The rethink has come as a result of feedback from the investment management industry following last year's consultation on the proposals. The regulator told Out-Law.com that it was considering all responses to the consultation and would publish final rules later this year.

A platform is an online service that allows consumers or advisors to manage investment portfolios. Many platforms also provide facilities for investments to be selected, bought and sold. Rebates in a platforms context can be issued by product providers whose products have been selected for investment by consumers or advisers on their clients' behalf.

In its June 2012 consultation paper, the FSA proposed banning the payment of any rebates as part of wider changes preventing advisers from receiving payments for their services from anyone other than the client. The new rules would take effect from the end of this year to give platforms time to install new systems to comply with the changes. They would prevent platforms from being funded by product providers.
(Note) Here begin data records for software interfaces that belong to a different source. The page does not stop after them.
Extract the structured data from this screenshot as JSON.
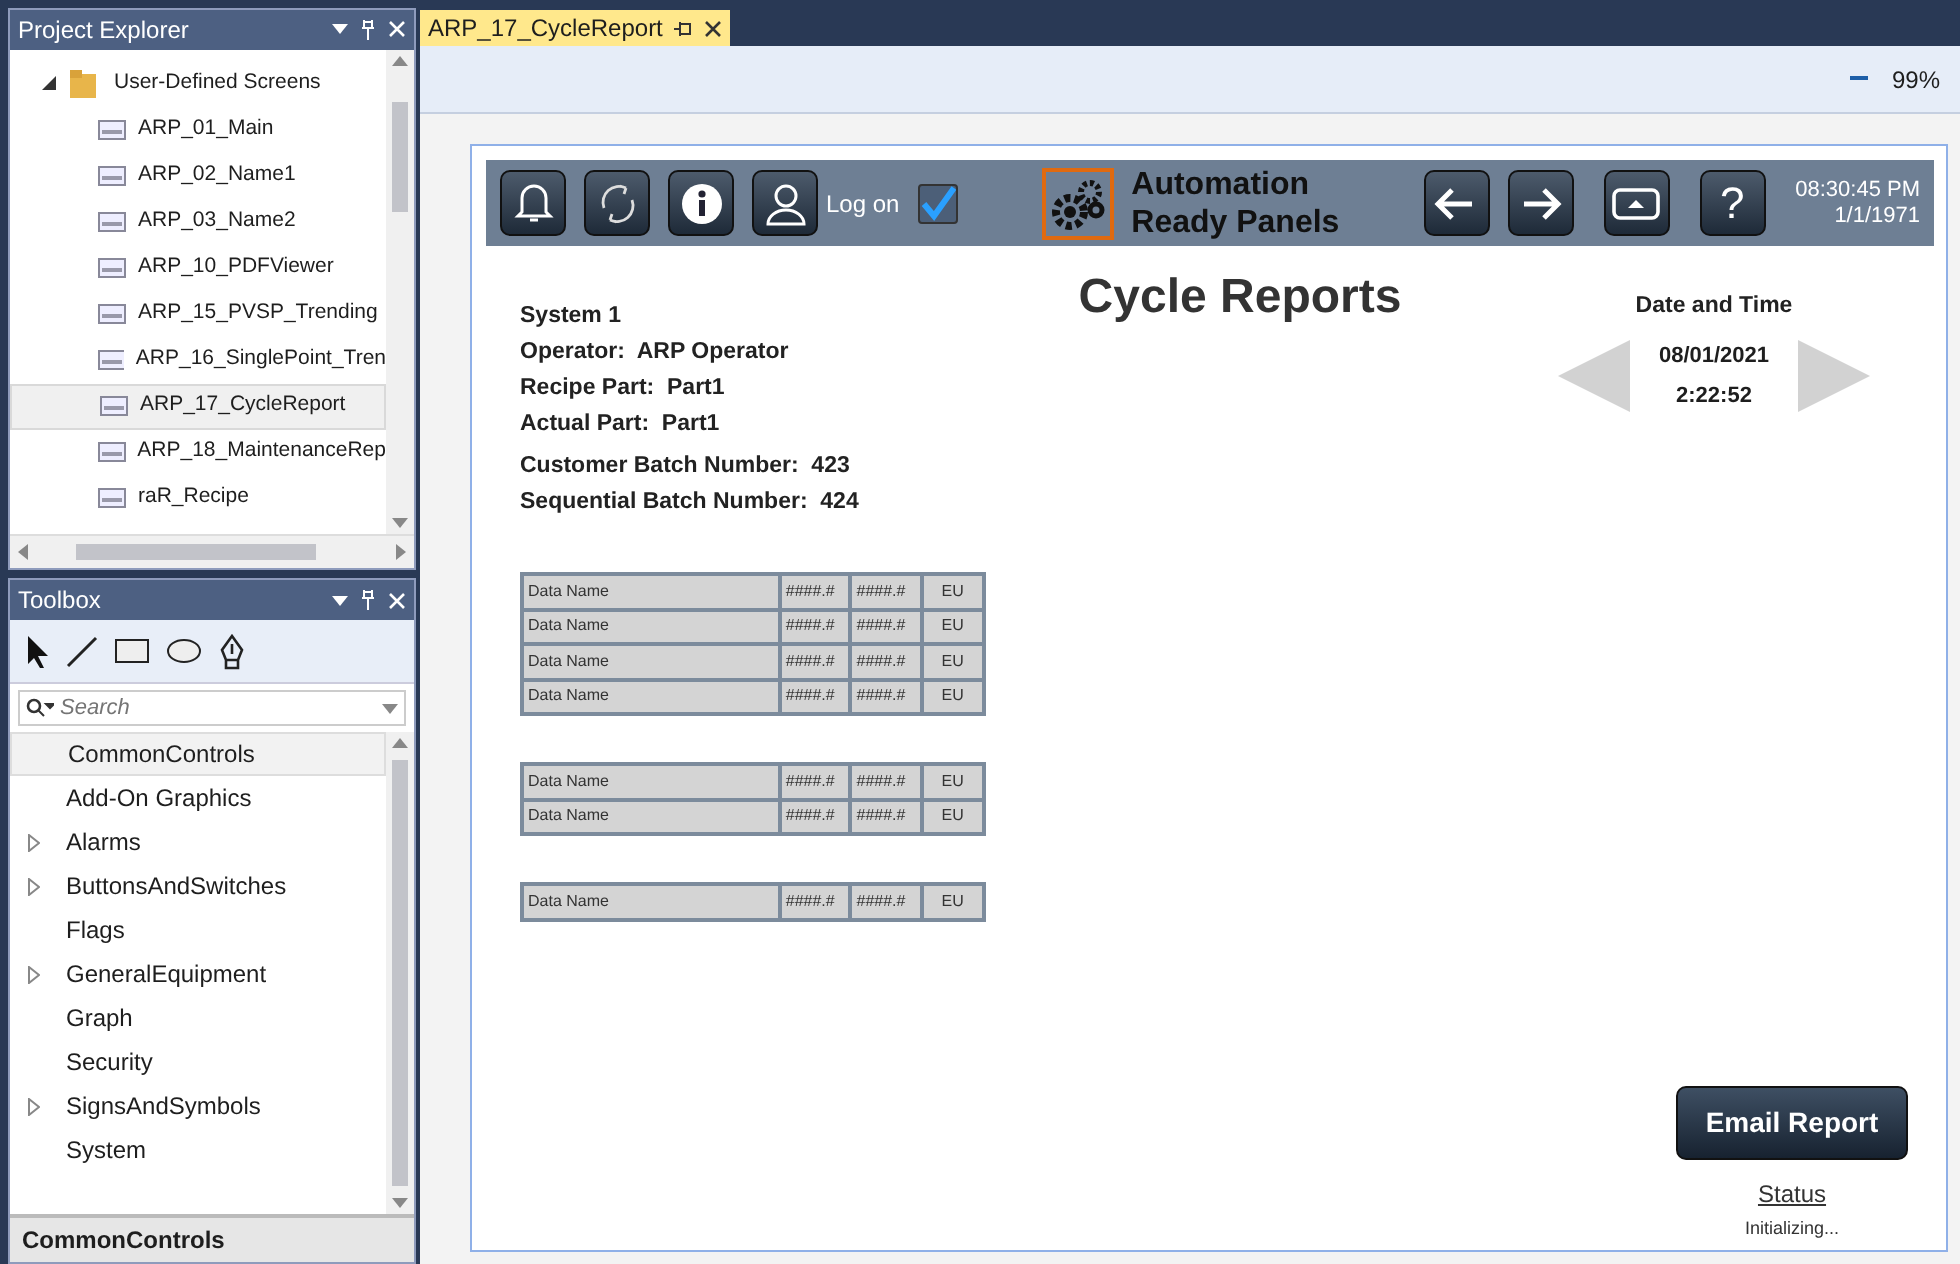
{
  "project_explorer": {
    "title": "Project Explorer",
    "folder": {
      "label": "User-Defined Screens",
      "expanded": true,
      "children": [
        {
          "label": "ARP_01_Main",
          "selected": false
        },
        {
          "label": "ARP_02_Name1",
          "selected": false
        },
        {
          "label": "ARP_03_Name2",
          "selected": false
        },
        {
          "label": "ARP_10_PDFViewer",
          "selected": false
        },
        {
          "label": "ARP_15_PVSP_Trending",
          "selected": false
        },
        {
          "label": "ARP_16_SinglePoint_Tren",
          "selected": false
        },
        {
          "label": "ARP_17_CycleReport",
          "selected": true
        },
        {
          "label": "ARP_18_MaintenanceRep",
          "selected": false
        },
        {
          "label": "raR_Recipe",
          "selected": false
        }
      ]
    }
  },
  "toolbox": {
    "title": "Toolbox",
    "search": {
      "placeholder": "Search"
    },
    "categories": [
      {
        "label": "CommonControls",
        "expandable": false,
        "selected": true
      },
      {
        "label": "Add-On Graphics",
        "expandable": false,
        "selected": false
      },
      {
        "label": "Alarms",
        "expandable": true,
        "selected": false
      },
      {
        "label": "ButtonsAndSwitches",
        "expandable": true,
        "selected": false
      },
      {
        "label": "Flags",
        "expandable": false,
        "selected": false
      },
      {
        "label": "GeneralEquipment",
        "expandable": true,
        "selected": false
      },
      {
        "label": "Graph",
        "expandable": false,
        "selected": false
      },
      {
        "label": "Security",
        "expandable": false,
        "selected": false
      },
      {
        "label": "SignsAndSymbols",
        "expandable": true,
        "selected": false
      },
      {
        "label": "System",
        "expandable": false,
        "selected": false
      }
    ],
    "footer": "CommonControls"
  },
  "document_tab": {
    "label": "ARP_17_CycleReport"
  },
  "zoom": "99%",
  "hmi": {
    "header": {
      "logon_label": "Log on",
      "logon_checked": true,
      "brand_lines": [
        "Automation",
        "Ready Panels"
      ],
      "help": "?",
      "time": "08:30:45 PM",
      "date": "1/1/1971"
    },
    "title": "Cycle Reports",
    "info": [
      "System 1",
      "Operator:  ARP Operator",
      "Recipe Part:  Part1",
      "Actual Part:  Part1",
      "Customer Batch Number:  423",
      "Sequential Batch Number:  424"
    ],
    "date_time": {
      "label": "Date and Time",
      "date": "08/01/2021",
      "time": "2:22:52"
    },
    "tables": [
      [
        {
          "name": "Data Name",
          "value_1": "####.#",
          "value_2": "####.#",
          "unit": "EU"
        },
        {
          "name": "Data Name",
          "value_1": "####.#",
          "value_2": "####.#",
          "unit": "EU"
        },
        {
          "name": "Data Name",
          "value_1": "####.#",
          "value_2": "####.#",
          "unit": "EU"
        },
        {
          "name": "Data Name",
          "value_1": "####.#",
          "value_2": "####.#",
          "unit": "EU"
        }
      ],
      [
        {
          "name": "Data Name",
          "value_1": "####.#",
          "value_2": "####.#",
          "unit": "EU"
        },
        {
          "name": "Data Name",
          "value_1": "####.#",
          "value_2": "####.#",
          "unit": "EU"
        }
      ],
      [
        {
          "name": "Data Name",
          "value_1": "####.#",
          "value_2": "####.#",
          "unit": "EU"
        }
      ]
    ],
    "email_button": "Email Report",
    "status_link": "Status",
    "status_text": "Initializing..."
  }
}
In the consultation paper, the FSA said that the current arrangements lack "transparency" and have "the potential to negatively affect competition in the market". Product providers would be permitted to issue 'unit' rebates to clients' platform accounts, representing a value that the client could reinvest in particular products offered by the provider, rather than a cash payment.

Money Marketing said that the FSA's change in position on cash rebates stemmed from a response to the June consultation paper by industry body the Tax Incentivised Savings Association (TISA). In its response, TISA warned that banning cash rebates outright could result in increased operating costs for market participants and suggested that the FSA's approach assumed that "the current market is not working well for consumers". It called on the FSA to allow product providers to continue to make small cash rebate payments, of up to £10 per portfolio, without falling foul of the ban.

In a subsequent article, Money Marketing reported that platform providers had criticised reports that the FSA was softening its position on cash rebates. Providers felt that the change would lead to "further confusion" in the market, and called on the FSA to either ban rebates outright or allow the current system to continue.

Insurance law expert Bruno Geiringer of Pinsent Masons, the law firm behind Out-Law.com, said that the "diverse reaction" from the industry was "as interesting as the news itself". "What is very clear from the reaction is that platform providers themselves can't agree on whether cash rebates are a good thing or not, and that is as much a sign as anything," he said.

"I have always thought that getting a cash rebate into your cash account is pretty easy to understand and not necessarily a bad thing," he said. "When that rebate then becomes the client's money it can be used as the client wishes, including if they want to use it to pay their adviser's fee. What does it matter whether the client pays the adviser's fee from the platform cash account or a bank account? It's still the client's money."

Cash rebates would likely mean more to a client than unit rebates, which the FSA plans to continue to allow, he said.

"That said, there is benefit in having better transparency, clean funds and reducing the fund charge and these seem to be the factors driving the FSA's approach," he said.